BANK OF ENGLAND CALLS IN LEADING QC TO INVESTIGATE FOREX-RIGGING CLAIMS
The Bank of England has called in one of the most respected figures in the legal world, Anthony Grabiner QC, to investigate allegations that some of its staff may have been involved in manipulating the 3 trillion pound-a-day foreign exchange markets for almost 10 years.
BRITISH R&D SPENDING DOWN DESPITE GOVERNMENT’S INNOVATION STRATEGY
Britain spent less as a proportion of national income on research and development than the rest of the European Union in 2012 despite the government’s apparent innovation push to boost growth.
INVESTORS DEMAND SCALP OF BARCLAYS BONUS-SETTING CHIEF
Investors who control hundreds of millions of pounds of Barclays shares are poised to vote to oust Sir John Sunderland, head of the board’s remuneration committee.
COPPER PRICE SLUMP PUTS CHINA ON ITS METTLE AFTER BOND DEFAULT
Global commodity prices were shaken in recent days after China’s first corporate bond default, with the red metal suffering the brunt of the selling spree. The scale of the sell-off reveals the depth of concerns over China’s shaky credit markets, analysts said.
UK executives at the games studio behind Candy Crush Saga are set to make millions more than initially thought from the company’s stock market listing, after the developer was valued at up to $7.56 billion (4.55 billion pound) on Wednesday.
G4S AGREES TO PAY 109 MILLION POUND OVER ELECTRONIC TAGGING SCANDAL

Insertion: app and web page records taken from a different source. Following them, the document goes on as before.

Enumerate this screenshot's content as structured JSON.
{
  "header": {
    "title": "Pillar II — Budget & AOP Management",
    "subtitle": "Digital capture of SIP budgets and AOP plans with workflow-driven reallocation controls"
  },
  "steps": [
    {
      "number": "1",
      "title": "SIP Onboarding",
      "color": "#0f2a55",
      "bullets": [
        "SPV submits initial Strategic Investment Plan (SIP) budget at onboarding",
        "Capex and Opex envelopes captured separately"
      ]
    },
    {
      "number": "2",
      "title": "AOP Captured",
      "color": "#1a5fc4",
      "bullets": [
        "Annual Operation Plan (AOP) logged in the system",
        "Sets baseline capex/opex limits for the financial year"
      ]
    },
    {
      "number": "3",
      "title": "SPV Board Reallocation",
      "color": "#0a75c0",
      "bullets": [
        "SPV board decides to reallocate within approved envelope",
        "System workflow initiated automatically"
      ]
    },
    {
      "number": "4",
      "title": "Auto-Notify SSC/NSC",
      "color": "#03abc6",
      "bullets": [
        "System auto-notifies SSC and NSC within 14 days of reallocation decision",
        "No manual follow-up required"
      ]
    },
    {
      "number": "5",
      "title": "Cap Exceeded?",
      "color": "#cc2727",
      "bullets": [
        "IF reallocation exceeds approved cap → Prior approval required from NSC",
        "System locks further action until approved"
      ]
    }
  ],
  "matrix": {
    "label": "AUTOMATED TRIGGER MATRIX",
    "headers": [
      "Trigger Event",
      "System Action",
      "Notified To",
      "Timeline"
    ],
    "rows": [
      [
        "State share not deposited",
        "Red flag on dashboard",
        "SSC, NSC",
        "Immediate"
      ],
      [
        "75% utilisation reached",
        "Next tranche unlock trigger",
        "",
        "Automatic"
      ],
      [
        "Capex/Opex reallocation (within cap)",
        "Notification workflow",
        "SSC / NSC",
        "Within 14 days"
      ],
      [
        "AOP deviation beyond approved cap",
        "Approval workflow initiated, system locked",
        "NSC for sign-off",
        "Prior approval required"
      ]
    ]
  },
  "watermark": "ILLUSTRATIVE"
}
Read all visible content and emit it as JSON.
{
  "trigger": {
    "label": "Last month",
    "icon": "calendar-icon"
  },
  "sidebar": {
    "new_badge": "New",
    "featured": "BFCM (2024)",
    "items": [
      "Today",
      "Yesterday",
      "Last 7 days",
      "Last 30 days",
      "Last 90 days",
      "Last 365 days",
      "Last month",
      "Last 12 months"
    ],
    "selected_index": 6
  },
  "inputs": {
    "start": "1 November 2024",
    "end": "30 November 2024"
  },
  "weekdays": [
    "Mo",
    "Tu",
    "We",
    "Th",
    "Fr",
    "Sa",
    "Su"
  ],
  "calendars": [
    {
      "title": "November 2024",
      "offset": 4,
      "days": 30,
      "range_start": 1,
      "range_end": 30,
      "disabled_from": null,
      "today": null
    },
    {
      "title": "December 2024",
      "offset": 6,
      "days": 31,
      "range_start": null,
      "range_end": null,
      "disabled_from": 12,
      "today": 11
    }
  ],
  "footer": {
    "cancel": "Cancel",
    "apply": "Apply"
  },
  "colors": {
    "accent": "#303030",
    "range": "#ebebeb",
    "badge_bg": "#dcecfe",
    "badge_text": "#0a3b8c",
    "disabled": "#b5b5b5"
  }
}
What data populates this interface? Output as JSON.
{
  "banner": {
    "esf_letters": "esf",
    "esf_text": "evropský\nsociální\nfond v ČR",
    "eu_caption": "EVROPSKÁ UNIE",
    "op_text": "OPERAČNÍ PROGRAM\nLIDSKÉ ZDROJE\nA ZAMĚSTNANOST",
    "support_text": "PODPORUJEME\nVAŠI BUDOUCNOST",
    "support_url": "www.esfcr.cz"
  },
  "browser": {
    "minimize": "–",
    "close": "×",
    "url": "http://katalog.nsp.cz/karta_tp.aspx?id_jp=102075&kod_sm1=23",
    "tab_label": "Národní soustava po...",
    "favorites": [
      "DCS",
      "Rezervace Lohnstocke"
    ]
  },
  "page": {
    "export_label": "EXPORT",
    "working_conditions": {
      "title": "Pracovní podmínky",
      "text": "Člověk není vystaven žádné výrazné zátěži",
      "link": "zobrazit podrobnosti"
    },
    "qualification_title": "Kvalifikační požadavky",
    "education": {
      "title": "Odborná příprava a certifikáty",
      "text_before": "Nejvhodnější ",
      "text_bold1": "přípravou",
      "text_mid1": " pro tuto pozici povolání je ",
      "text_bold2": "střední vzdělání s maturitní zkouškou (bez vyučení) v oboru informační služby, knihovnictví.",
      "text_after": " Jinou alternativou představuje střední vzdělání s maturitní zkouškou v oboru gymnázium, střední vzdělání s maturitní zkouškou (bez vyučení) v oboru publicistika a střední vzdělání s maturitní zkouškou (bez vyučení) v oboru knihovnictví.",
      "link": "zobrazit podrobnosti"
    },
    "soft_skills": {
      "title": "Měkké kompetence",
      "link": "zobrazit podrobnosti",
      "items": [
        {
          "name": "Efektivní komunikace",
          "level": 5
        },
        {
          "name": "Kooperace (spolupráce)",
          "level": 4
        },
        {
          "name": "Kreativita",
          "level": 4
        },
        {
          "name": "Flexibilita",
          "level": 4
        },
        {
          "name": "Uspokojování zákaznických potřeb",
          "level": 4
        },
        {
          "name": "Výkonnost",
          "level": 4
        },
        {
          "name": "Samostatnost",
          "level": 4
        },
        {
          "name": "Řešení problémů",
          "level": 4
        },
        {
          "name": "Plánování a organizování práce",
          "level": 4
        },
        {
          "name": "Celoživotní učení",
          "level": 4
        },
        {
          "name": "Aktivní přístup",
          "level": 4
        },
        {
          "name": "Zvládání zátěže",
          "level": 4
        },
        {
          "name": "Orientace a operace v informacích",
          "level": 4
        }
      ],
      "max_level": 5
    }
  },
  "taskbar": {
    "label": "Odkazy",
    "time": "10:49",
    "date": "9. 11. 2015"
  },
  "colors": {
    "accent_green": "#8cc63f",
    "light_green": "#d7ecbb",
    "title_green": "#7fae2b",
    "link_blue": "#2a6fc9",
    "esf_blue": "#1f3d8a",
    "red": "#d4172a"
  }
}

G4S has agreed to pay nearly 110 million pound back to the taxpayer following a scandal in which it charged for the monitoring of non-existent electronic tags, including some which had been assigned to dead offenders.